WHAT THE TASK REQUIRES:
From the line containing "Output a JSON" to the final line of the entries, copy each line exactly. Pictures stay out.

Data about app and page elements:
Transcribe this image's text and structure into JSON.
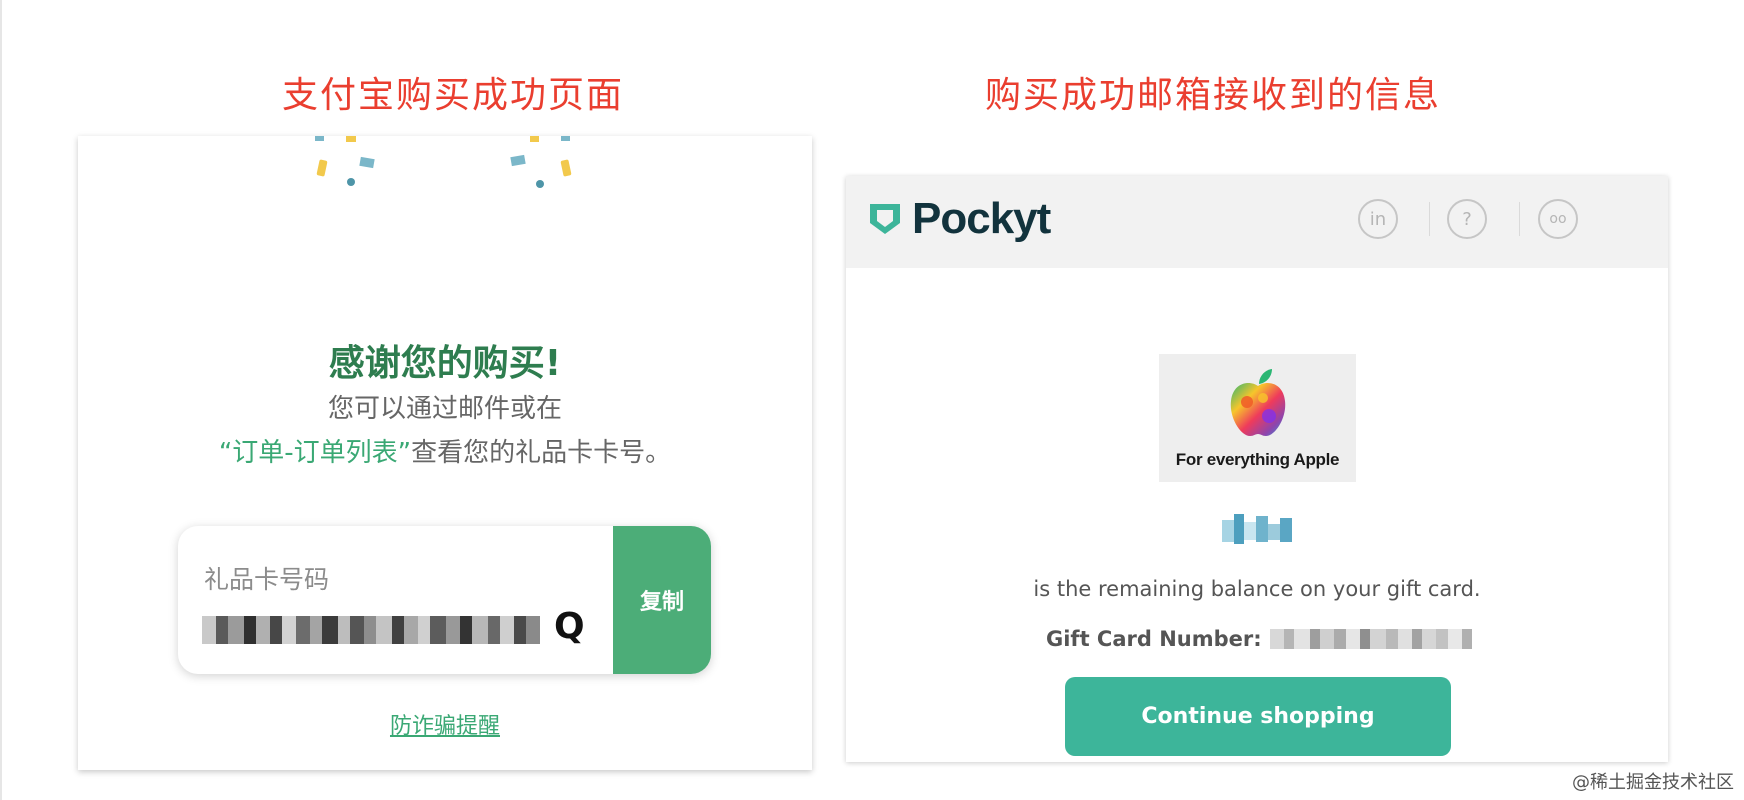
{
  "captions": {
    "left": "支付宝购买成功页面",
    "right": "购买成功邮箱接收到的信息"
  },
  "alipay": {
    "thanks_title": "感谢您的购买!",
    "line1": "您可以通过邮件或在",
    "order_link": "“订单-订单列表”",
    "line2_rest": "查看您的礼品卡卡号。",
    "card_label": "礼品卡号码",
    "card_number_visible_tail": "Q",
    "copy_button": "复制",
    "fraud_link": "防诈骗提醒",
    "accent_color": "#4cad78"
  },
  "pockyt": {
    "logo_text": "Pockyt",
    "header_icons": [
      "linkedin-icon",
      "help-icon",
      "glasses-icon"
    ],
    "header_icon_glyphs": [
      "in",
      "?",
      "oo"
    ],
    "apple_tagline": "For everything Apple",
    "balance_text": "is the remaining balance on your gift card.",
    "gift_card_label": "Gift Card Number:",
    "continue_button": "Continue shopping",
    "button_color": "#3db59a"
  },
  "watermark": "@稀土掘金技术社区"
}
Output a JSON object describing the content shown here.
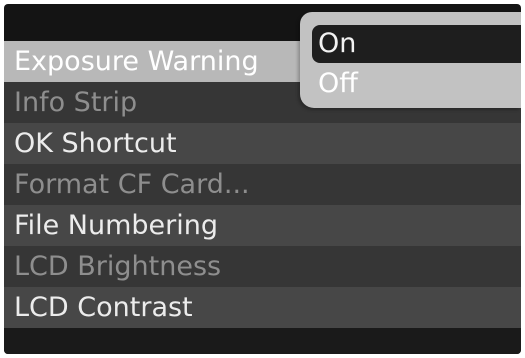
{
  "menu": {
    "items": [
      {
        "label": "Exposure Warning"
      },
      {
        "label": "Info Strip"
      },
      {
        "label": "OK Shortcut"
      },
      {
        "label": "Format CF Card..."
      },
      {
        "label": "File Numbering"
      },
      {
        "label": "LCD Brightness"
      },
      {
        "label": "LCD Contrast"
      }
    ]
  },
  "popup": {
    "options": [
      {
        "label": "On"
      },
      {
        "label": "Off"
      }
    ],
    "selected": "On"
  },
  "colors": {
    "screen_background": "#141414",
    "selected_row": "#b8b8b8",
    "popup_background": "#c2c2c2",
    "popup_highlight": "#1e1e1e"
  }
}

SOLUTION BELOW:
Output a JSON object describing the content shown here.
{
  "menu": {
    "items": [
      {
        "label": "Exposure Warning"
      },
      {
        "label": "Info Strip"
      },
      {
        "label": "OK Shortcut"
      },
      {
        "label": "Format CF Card..."
      },
      {
        "label": "File Numbering"
      },
      {
        "label": "LCD Brightness"
      },
      {
        "label": "LCD Contrast"
      }
    ]
  },
  "popup": {
    "options": [
      {
        "label": "On"
      },
      {
        "label": "Off"
      }
    ],
    "selected": "On"
  },
  "colors": {
    "screen_background": "#141414",
    "selected_row": "#b8b8b8",
    "popup_background": "#c2c2c2",
    "popup_highlight": "#1e1e1e"
  }
}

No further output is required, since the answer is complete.